In addition, "[t]he segregation of characters into moral categories appears in novels where part of the interest- and a very important part- depends on the movement of some characters from 1 category into another". In Dickens and George Eliot and Jane Austen, "the novel hinges on a central moral conversion". In contrast, "Tolstoy shows moral change as momentary and sporadic, not as part of a clear pattern of improvement or deterioration". 
Even though several times in the book Barbara Hardy shows awareness of the problems of comparison and says that we can recognise different kinds of triumph, it becomes clearer and clearer in the last chapter that she has more admiration for Tolstoy than the other writers discussed in the book. She stresses on the naturalness of his books- "technical device never distorts character and action, by omission or stereotype, and seldom gives that heightened and poetic halo which cannot be appraised by realistic standards". James demands antitheses to be direct and complete; that obviousness can be seen in his works and also in George Eliot and Dickens, whereas in Tolstoy, who of course contrives and organises, the contrivance is very muted. In the end, the ending of Anna Karenina is "a faithful record of the abrupt, the difficult, the inconclusive". 

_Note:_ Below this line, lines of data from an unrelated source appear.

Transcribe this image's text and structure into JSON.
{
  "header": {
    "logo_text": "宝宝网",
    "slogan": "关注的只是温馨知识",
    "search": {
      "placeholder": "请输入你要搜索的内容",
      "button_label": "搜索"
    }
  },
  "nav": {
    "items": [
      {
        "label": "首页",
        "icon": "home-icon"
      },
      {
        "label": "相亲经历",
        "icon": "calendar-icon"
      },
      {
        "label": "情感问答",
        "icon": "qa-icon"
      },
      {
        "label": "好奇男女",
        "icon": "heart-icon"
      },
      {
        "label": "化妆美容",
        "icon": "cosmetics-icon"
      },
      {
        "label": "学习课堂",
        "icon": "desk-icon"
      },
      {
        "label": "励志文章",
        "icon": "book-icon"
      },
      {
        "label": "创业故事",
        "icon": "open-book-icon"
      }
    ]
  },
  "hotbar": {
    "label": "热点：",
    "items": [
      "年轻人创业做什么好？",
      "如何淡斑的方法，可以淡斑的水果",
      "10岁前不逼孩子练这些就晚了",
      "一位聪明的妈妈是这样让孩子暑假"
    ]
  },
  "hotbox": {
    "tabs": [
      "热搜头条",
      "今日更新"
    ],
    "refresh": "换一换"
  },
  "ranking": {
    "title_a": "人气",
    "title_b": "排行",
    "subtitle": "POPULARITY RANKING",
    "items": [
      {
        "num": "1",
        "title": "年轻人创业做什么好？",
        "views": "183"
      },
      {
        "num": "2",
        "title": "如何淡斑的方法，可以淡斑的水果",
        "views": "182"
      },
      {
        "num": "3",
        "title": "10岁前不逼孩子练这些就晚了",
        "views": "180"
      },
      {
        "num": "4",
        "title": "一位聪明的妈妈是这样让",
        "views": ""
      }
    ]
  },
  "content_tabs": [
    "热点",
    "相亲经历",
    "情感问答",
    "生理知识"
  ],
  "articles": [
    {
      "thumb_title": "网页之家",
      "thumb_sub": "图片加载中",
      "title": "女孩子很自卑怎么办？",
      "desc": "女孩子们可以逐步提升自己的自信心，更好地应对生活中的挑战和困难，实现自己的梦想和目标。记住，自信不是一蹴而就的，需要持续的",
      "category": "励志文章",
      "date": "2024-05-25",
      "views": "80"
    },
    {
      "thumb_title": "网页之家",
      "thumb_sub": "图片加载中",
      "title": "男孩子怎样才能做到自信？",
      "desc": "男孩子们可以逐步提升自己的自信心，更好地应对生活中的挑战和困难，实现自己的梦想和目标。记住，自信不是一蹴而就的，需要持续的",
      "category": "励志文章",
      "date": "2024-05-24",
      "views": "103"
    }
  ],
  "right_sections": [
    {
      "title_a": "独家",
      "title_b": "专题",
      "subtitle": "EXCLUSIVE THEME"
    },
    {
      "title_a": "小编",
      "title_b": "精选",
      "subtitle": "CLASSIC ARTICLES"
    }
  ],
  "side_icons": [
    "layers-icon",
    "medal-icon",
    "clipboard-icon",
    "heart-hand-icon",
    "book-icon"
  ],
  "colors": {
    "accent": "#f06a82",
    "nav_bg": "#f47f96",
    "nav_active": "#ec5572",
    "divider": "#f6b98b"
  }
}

A good, enjoyable book (probably partly because I agree with many things she says). I recommend it. 


  1. I have been meaning to read this. Hardy makes the case for Eliot about as strongly as anyone can. I wonder how the Jamesians have responded.

    1. I like this book.
      By the way, I think Henry James places Turgenev above Tolstoy, no?